Failed Spinal Fusion Surgery
Spinal surgery success rates can vary – in many cases individuals will experience pain after surgery. Doctors diagnose this as Failed Back Surgery Syndrome. The spine and back are complex structure, success is not guaranteed and these surgeries may fail, forcing patients to look for other treatment alternatives (e.g. additional surgery, spinal cord nerve stimulation).
Doctors will not typically know until three months after the surgery was performed if a spinal fusion was obtained. Most doctors will not operate again for up to a year after the initial surgery to allow for maximum healing. In emergency situations, such as breakage of the hardware stabilizing the spine, surgery will be performed less than a year from the original surgery.
Complications that may arise during the healing process include hardware breakage due to fatigue. If an individual’s spine is very unstable, this is more common and can lead to complications as a result. The risk of hardware failure increases as the number of spine segments fused during the surgery increase.

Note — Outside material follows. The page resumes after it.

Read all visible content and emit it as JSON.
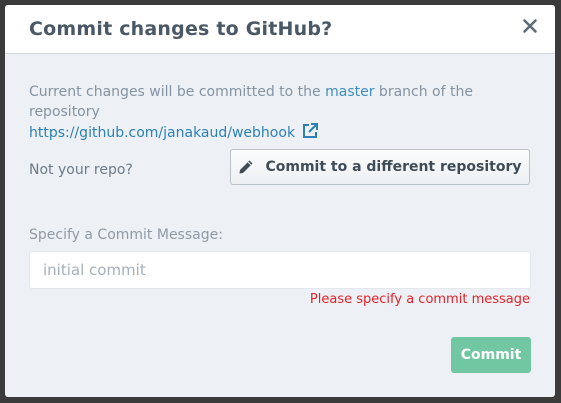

Another potential failure of spinal fusion surgery may come later due to deterioration in sections of the spine above or below where the fuse was made. This most commonly happens in younger patients and for what is called “two level fusions.” Those breakdowns may be the result of the normal aging process, or a worsening of degenerative disk disease.